Assigned task
If a record below holds a picture, leave the picture out and copy the rest exactly.

--- Raw data Enclosed Below ---

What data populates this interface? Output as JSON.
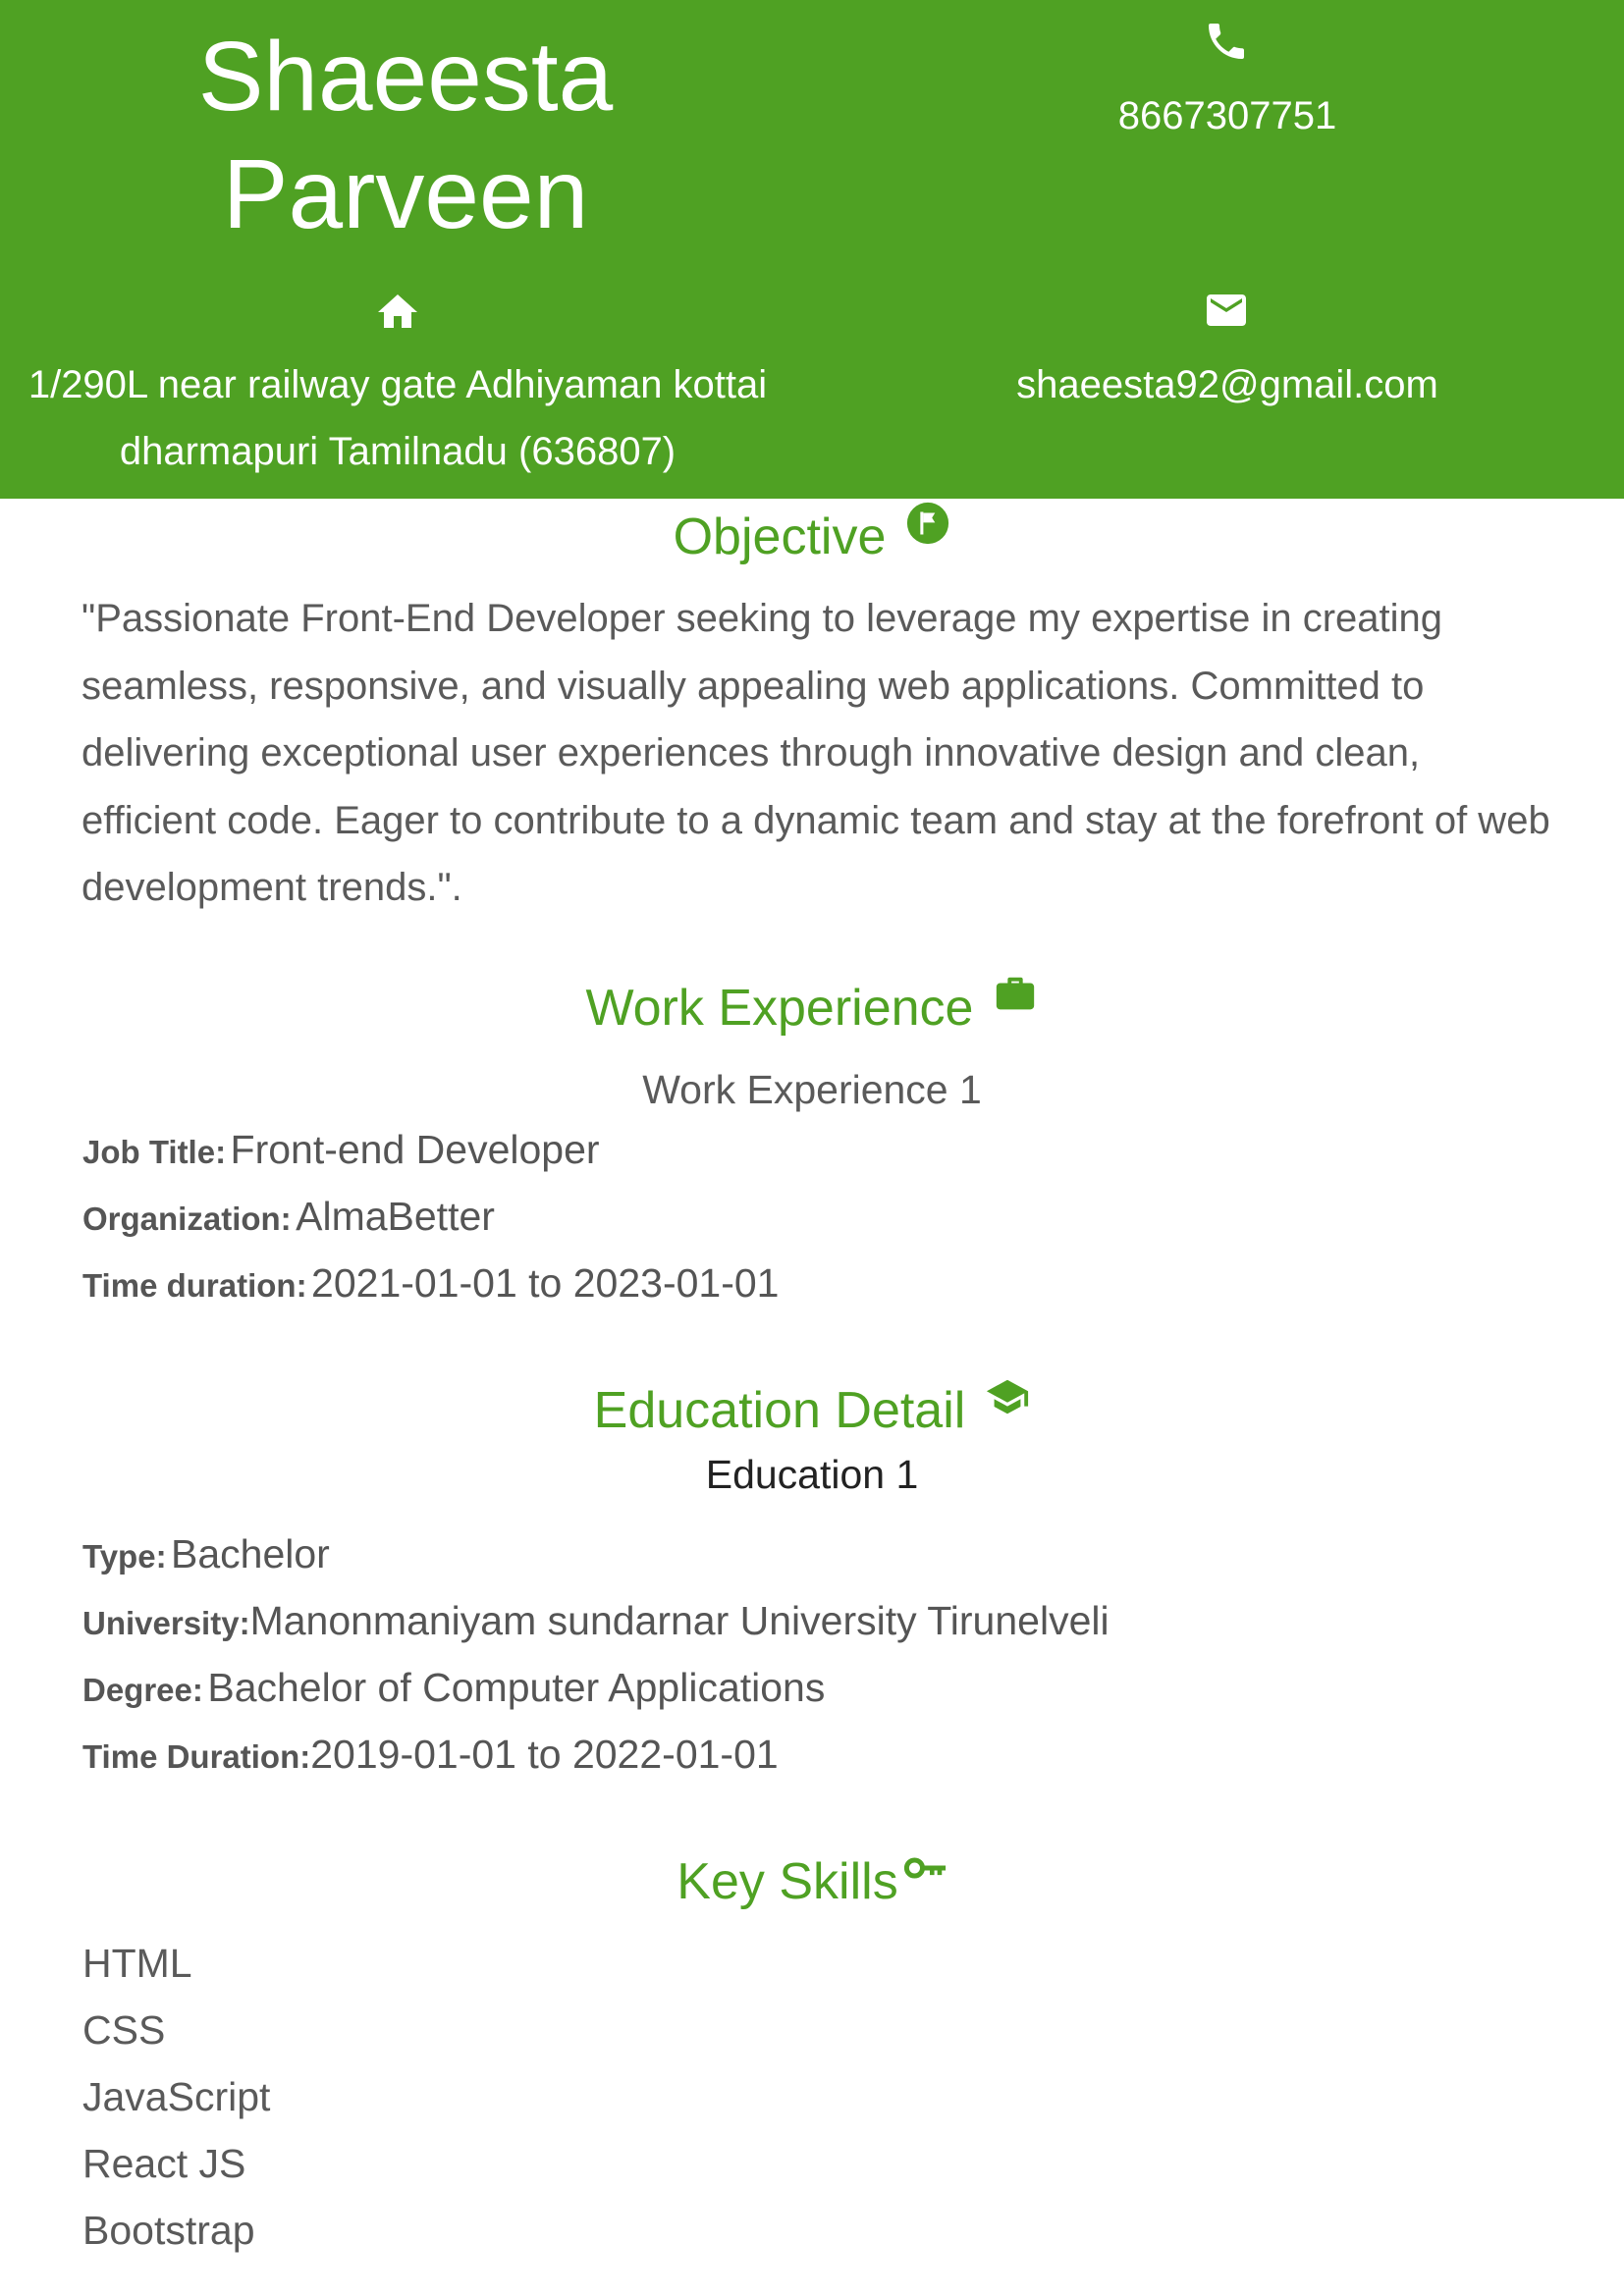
{
  "header": {
    "first_name": "Shaeesta",
    "last_name": "Parveen",
    "phone": "8667307751",
    "address_line1": "1/290L near railway gate Adhiyaman kottai",
    "address_line2": "dharmapuri Tamilnadu (636807)",
    "email": "shaeesta92@gmail.com",
    "background_color": "#4fa123"
  },
  "objective": {
    "title": "Objective",
    "icon": "flag-circle-icon",
    "text": "\"Passionate Front-End Developer seeking to leverage my expertise in creating seamless, responsive, and visually appealing web applications. Committed to delivering exceptional user experiences through innovative design and clean, efficient code. Eager to contribute to a dynamic team and stay at the forefront of web development trends.\"."
  },
  "work": {
    "title": "Work Experience",
    "icon": "briefcase-icon",
    "items": [
      {
        "heading": "Work Experience 1",
        "job_title_label": "Job Title:",
        "job_title": "Front-end Developer",
        "organization_label": "Organization:",
        "organization": "AlmaBetter",
        "duration_label": "Time duration:",
        "duration": "2021-01-01 to 2023-01-01"
      }
    ]
  },
  "education": {
    "title": "Education Detail",
    "icon": "graduation-cap-icon",
    "items": [
      {
        "heading": "Education 1",
        "type_label": "Type:",
        "type": "Bachelor",
        "university_label": "University:",
        "university": "Manonmaniyam sundarnar University Tirunelveli",
        "degree_label": "Degree:",
        "degree": "Bachelor of Computer Applications",
        "duration_label": "Time Duration:",
        "duration": "2019-01-01 to 2022-01-01"
      }
    ]
  },
  "skills": {
    "title": "Key Skills",
    "icon": "key-icon",
    "items": [
      "HTML",
      "CSS",
      "JavaScript",
      "React JS",
      "Bootstrap"
    ]
  },
  "colors": {
    "accent": "#4fa123",
    "body_text": "#5a5a5a",
    "dark_text": "#222222"
  }
}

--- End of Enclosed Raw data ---

Written response
What data populates this interface? Output as JSON.
{
  "header": {
    "first_name": "Shaeesta",
    "last_name": "Parveen",
    "phone": "8667307751",
    "address_line1": "1/290L near railway gate Adhiyaman kottai",
    "address_line2": "dharmapuri Tamilnadu (636807)",
    "email": "shaeesta92@gmail.com",
    "background_color": "#4fa123"
  },
  "objective": {
    "title": "Objective",
    "icon": "flag-circle-icon",
    "text": "\"Passionate Front-End Developer seeking to leverage my expertise in creating seamless, responsive, and visually appealing web applications. Committed to delivering exceptional user experiences through innovative design and clean, efficient code. Eager to contribute to a dynamic team and stay at the forefront of web development trends.\"."
  },
  "work": {
    "title": "Work Experience",
    "icon": "briefcase-icon",
    "items": [
      {
        "heading": "Work Experience 1",
        "job_title_label": "Job Title:",
        "job_title": "Front-end Developer",
        "organization_label": "Organization:",
        "organization": "AlmaBetter",
        "duration_label": "Time duration:",
        "duration": "2021-01-01 to 2023-01-01"
      }
    ]
  },
  "education": {
    "title": "Education Detail",
    "icon": "graduation-cap-icon",
    "items": [
      {
        "heading": "Education 1",
        "type_label": "Type:",
        "type": "Bachelor",
        "university_label": "University:",
        "university": "Manonmaniyam sundarnar University Tirunelveli",
        "degree_label": "Degree:",
        "degree": "Bachelor of Computer Applications",
        "duration_label": "Time Duration:",
        "duration": "2019-01-01 to 2022-01-01"
      }
    ]
  },
  "skills": {
    "title": "Key Skills",
    "icon": "key-icon",
    "items": [
      "HTML",
      "CSS",
      "JavaScript",
      "React JS",
      "Bootstrap"
    ]
  },
  "colors": {
    "accent": "#4fa123",
    "body_text": "#5a5a5a",
    "dark_text": "#222222"
  }
}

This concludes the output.